North Carolina Public Charter Schools Association

Association says new charter board not needed

Press Release

Contact Eddie Goodall

Executive Director

704.236.1234

eddie@ncpubliccharters.org

 

Charter schools say no to Charter Board

 

Charlotte, NC June 3, 2013

The NC Public Charter Schools Association announced today that its nine-member Board of Advisors has voted to oppose the creation of an independent public charter schools board. Senate Bill 337, “NC Public Charter School Board”, passed the Senate on May 7 and would establish a new charter governance body, supplanting the State Board of Education.

The Association said it had initially supported the bill as a vehicle to get needed changes in the law, including requiring school districts to account for and pay local funds owed to charter schools in a timely manner, defining more equitable allocation of local funds, and providing that properties leased to charter schools be exempted from property tax liability.

But the Association had acknowledged and stated in its own legislative agenda, which was derived from a statewide series of charter forums in October of 2012, that a new charter body was not necessary given the anticipated fundamental shift in North Carolina’s political leadership, especially with a new constituency of the State Board of Education.

Eddie Goodall, Executive Director of the Association said:

“We do not believe the push for a charter board was generated from the broader charter community but rather from a very small group of individuals who want to distance charters from the traditional public school system. Several years ago that looked like the only way charters might be helped. However, the State Board gave the Charter Advisory Council unexpected latitude in its first two years, resulting in district school systems trying to work more collaboratively with charters in many cases. The Department of Public Instruction, under the leadership of Dr. June Atkinson, has also recognized the role of charters in public education reform and has enhanced its support in our state.

Our members feel that the charter movement can experience dynamic progress working within an environment that is now more complementary, versus creating a higher wall between our two types of public schools. We still want less regulation and more resources, but that and oversight by the State Board of Education are not mutually exclusive in our view.
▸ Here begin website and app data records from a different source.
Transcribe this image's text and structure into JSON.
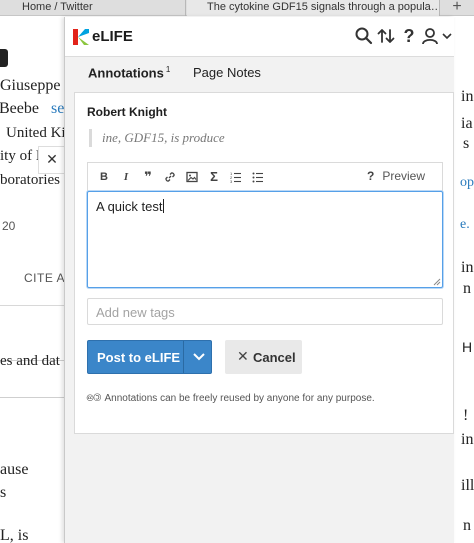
{
  "browser": {
    "tabs": [
      {
        "label": "Home / Twitter"
      },
      {
        "label": "The cytokine GDF15 signals through a popula…"
      }
    ],
    "new_tab_glyph": "+"
  },
  "article": {
    "left_fragments": [
      "Giuseppe",
      "Beebe",
      "se",
      "United Kin",
      "ity of N",
      "boratories",
      "20",
      "CITE AS",
      "es and dat",
      "ause",
      "s",
      "L, is"
    ],
    "right_fragments": [
      "in",
      "ia",
      "s",
      "ope",
      "e.",
      "in",
      "n",
      "H",
      "!",
      "in",
      "ill",
      "n"
    ],
    "close_glyph": "✕"
  },
  "sidebar": {
    "brand": "eLIFE",
    "logo_colors": [
      "#e2231a",
      "#00a3e0",
      "#8cc63f"
    ],
    "toolbar_icons": [
      "search-icon",
      "sort-icon",
      "help-icon",
      "user-icon",
      "chevron-down-icon"
    ],
    "help_glyph": "?",
    "tabs": [
      {
        "label": "Annotations",
        "count": "1",
        "active": true
      },
      {
        "label": "Page Notes",
        "active": false
      }
    ]
  },
  "annotation": {
    "author": "Robert Knight",
    "quote": "ine, GDF15, is produce",
    "editor_toolbar": {
      "buttons": [
        {
          "icon": "bold-icon",
          "glyph": "B"
        },
        {
          "icon": "italic-icon",
          "glyph": "I"
        },
        {
          "icon": "quote-icon",
          "glyph": "❞"
        },
        {
          "icon": "link-icon"
        },
        {
          "icon": "image-icon"
        },
        {
          "icon": "math-icon",
          "glyph": "Σ"
        },
        {
          "icon": "numbered-list-icon"
        },
        {
          "icon": "bullet-list-icon"
        }
      ],
      "preview_icon_glyph": "?",
      "preview_label": "Preview"
    },
    "body_text": "A quick test",
    "tags_placeholder": "Add new tags",
    "post_label": "Post to eLIFE",
    "cancel_label": "Cancel",
    "cancel_glyph": "✕",
    "license_icon": "cc-icon",
    "license_glyph": "🅭🄯",
    "license_text": "Annotations can be freely reused by anyone for any purpose.",
    "accent_color": "#3b86c9"
  }
}
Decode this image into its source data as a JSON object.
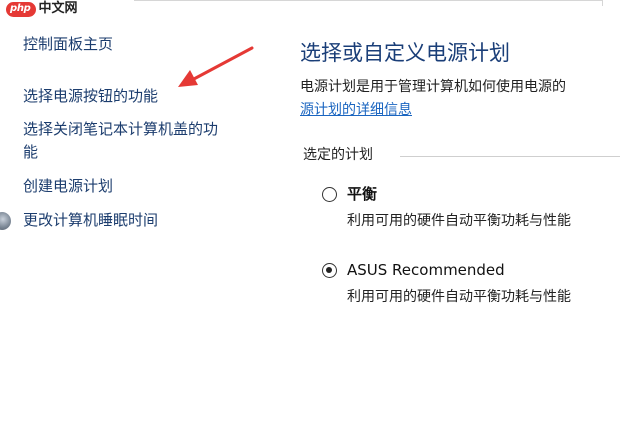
{
  "watermark": {
    "badge": "php",
    "text": "中文网"
  },
  "sidebar": {
    "items": [
      {
        "label": "控制面板主页"
      },
      {
        "label": "选择电源按钮的功能"
      },
      {
        "label_line1": "选择关闭笔记本计算机盖的功",
        "label_line2": "能"
      },
      {
        "label": "创建电源计划"
      },
      {
        "label": "更改计算机睡眠时间",
        "icon": "shield-icon"
      }
    ]
  },
  "main": {
    "title": "选择或自定义电源计划",
    "description": "电源计划是用于管理计算机如何使用电源的",
    "description_link": "源计划的详细信息",
    "group_label": "选定的计划",
    "plans": [
      {
        "name": "平衡",
        "description": "利用可用的硬件自动平衡功耗与性能",
        "selected": false
      },
      {
        "name": "ASUS Recommended",
        "description": "利用可用的硬件自动平衡功耗与性能",
        "selected": true
      }
    ]
  },
  "colors": {
    "link": "#1c3d6e",
    "title": "#1a3e78",
    "annotation_arrow": "#e53935"
  }
}
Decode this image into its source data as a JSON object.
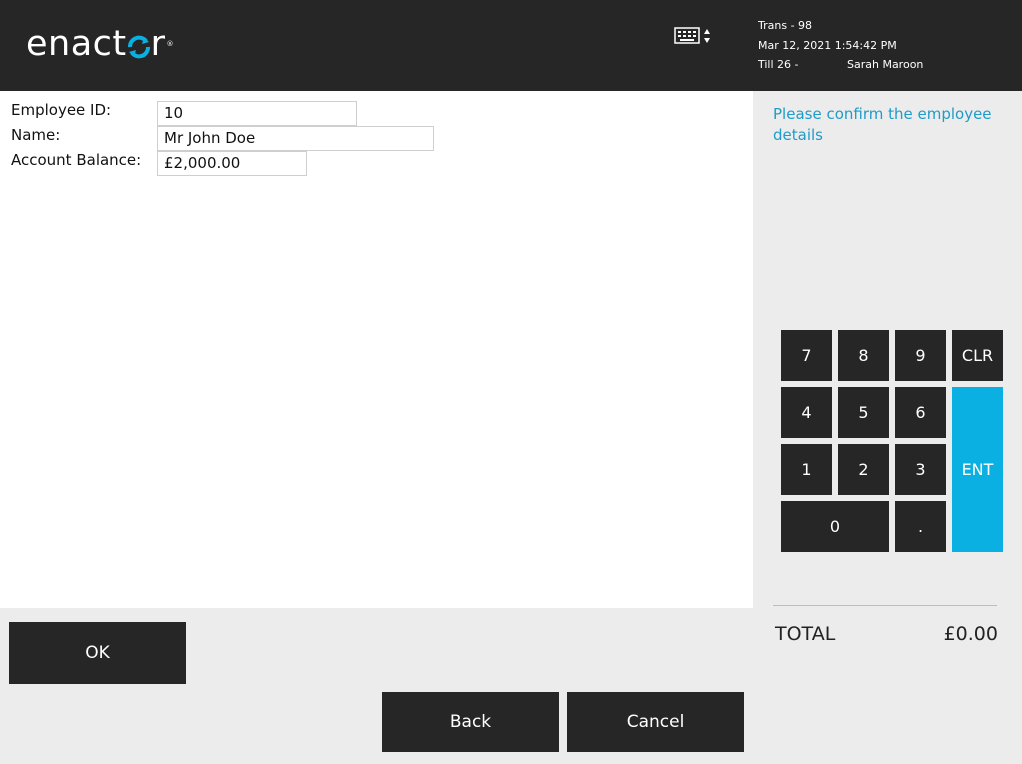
{
  "header": {
    "brand": {
      "left": "ena",
      "mid": "c",
      "right": "t",
      "swirl": "o",
      "end": "r",
      "tm": "®"
    },
    "keyboard_toggle_icon": "keyboard-icon",
    "trans": "Trans - 98",
    "datetime": "Mar 12, 2021 1:54:42 PM",
    "till": "Till 26 -",
    "operator": "Sarah Maroon"
  },
  "form": {
    "employee_id_label": "Employee ID:",
    "employee_id_value": "10",
    "name_label": "Name:",
    "name_value": "Mr John Doe",
    "balance_label": "Account Balance:",
    "balance_value": "£2,000.00"
  },
  "prompt": "Please confirm the employee details",
  "keypad": {
    "k7": "7",
    "k8": "8",
    "k9": "9",
    "clr": "CLR",
    "k4": "4",
    "k5": "5",
    "k6": "6",
    "k1": "1",
    "k2": "2",
    "k3": "3",
    "k0": "0",
    "dot": ".",
    "ent": "ENT"
  },
  "totals": {
    "label": "TOTAL",
    "value": "£0.00"
  },
  "buttons": {
    "ok": "OK",
    "back": "Back",
    "cancel": "Cancel"
  },
  "colors": {
    "header_bg": "#262626",
    "accent": "#0ab0e2",
    "prompt_text": "#1f9bc9",
    "button_bg": "#262626"
  }
}
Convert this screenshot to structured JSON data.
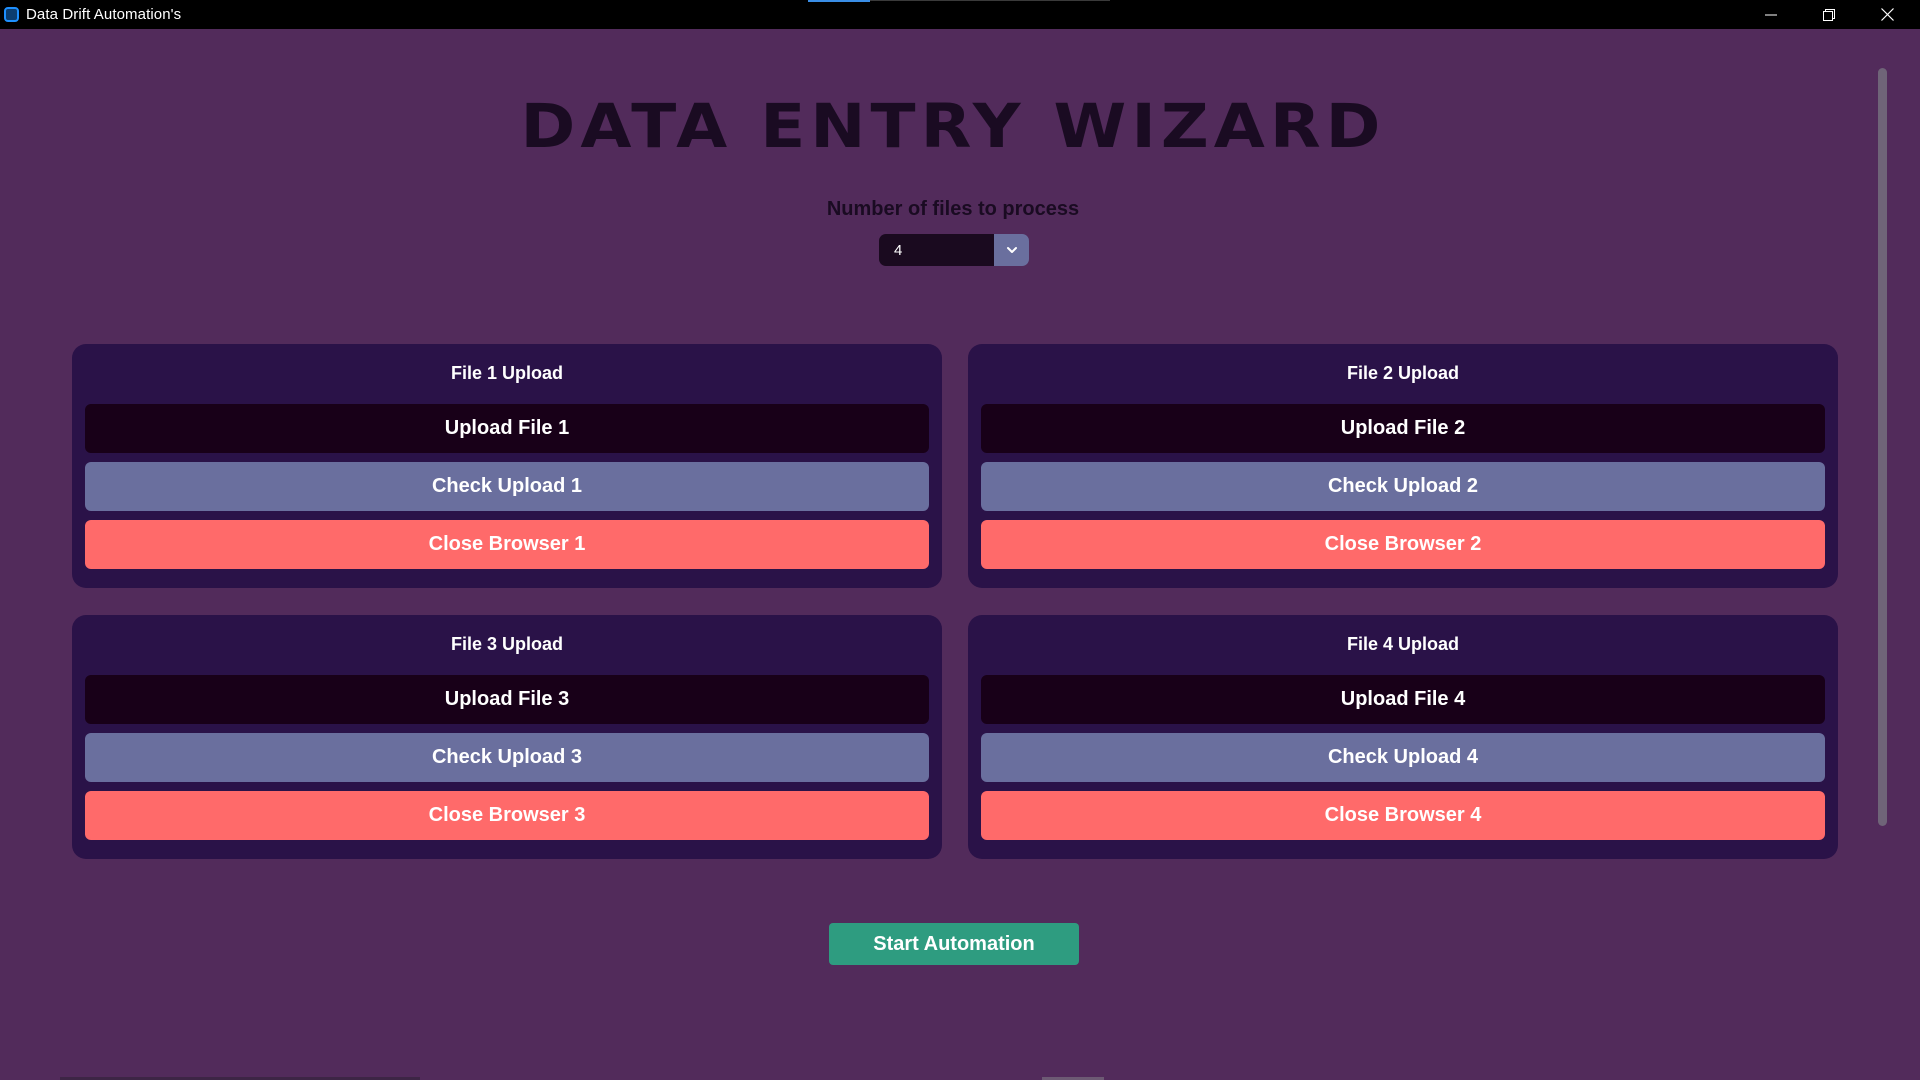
{
  "window": {
    "title": "Data Drift Automation's",
    "controls": {
      "minimize_icon": "minimize-icon",
      "restore_icon": "restore-icon",
      "close_icon": "close-icon"
    }
  },
  "header": {
    "title": "DATA ENTRY WIZARD",
    "count_label": "Number of files to process",
    "count_value": "4"
  },
  "cards": [
    {
      "title": "File 1 Upload",
      "upload": "Upload File 1",
      "check": "Check Upload 1",
      "close": "Close Browser 1"
    },
    {
      "title": "File 2 Upload",
      "upload": "Upload File 2",
      "check": "Check Upload 2",
      "close": "Close Browser 2"
    },
    {
      "title": "File 3 Upload",
      "upload": "Upload File 3",
      "check": "Check Upload 3",
      "close": "Close Browser 3"
    },
    {
      "title": "File 4 Upload",
      "upload": "Upload File 4",
      "check": "Check Upload 4",
      "close": "Close Browser 4"
    }
  ],
  "footer": {
    "start_label": "Start Automation"
  },
  "colors": {
    "background": "#522b5b",
    "card": "#2a1248",
    "upload_button": "#180018",
    "check_button": "#6a6f9e",
    "close_button": "#ff6a6a",
    "start_button": "#2e9c80"
  }
}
We also feel an unintended consequence of governance disunion may be a negative impact on traditional public schools and their  boards which we hope, under the current structure, will witness and integrate the reforms and behavioral dynamics that cause charters to attract parents. That means better educational opportunities not just for charter students, but for all students.

Our recommendation is to retain the Charter Advisory Council, strengthen its weak conflict of interest policy, provide it with more resources, including charter application review help, and stress the importance of stronger, especially more visionary, leadership within the body.

We still thank Senator Jerry Tillman for his efforts and have made attempts to let him know that his charter board provisions are not broadly supported by the heads of charter schools.”

Carl Forsyth, the Managing Director of Voyager Academy in Durham, Association member, and early critic of the charter board concept added, “I applaud the Advisory Board of the NC Public Charter Schools Association for opposing the proposal to set up a Charter School State Board of Education. Our Association has chosen the route of collaboration and cooperation between charters and district schools instead of contention. This decision by our organization will enhance charter school growth in North Carolina not only through the addition of more quality independent and autonomous charters, but also through the conversion of many district schools to charter schools.”

The Association Board also said it rejects the bill’s provisions to infuse a new non-refundable application fee on charter founders and fees on charter renewals. Goodall said, “We should consider rewarding new charter entrepreneurs and high-performing charters, not taxing them.”

###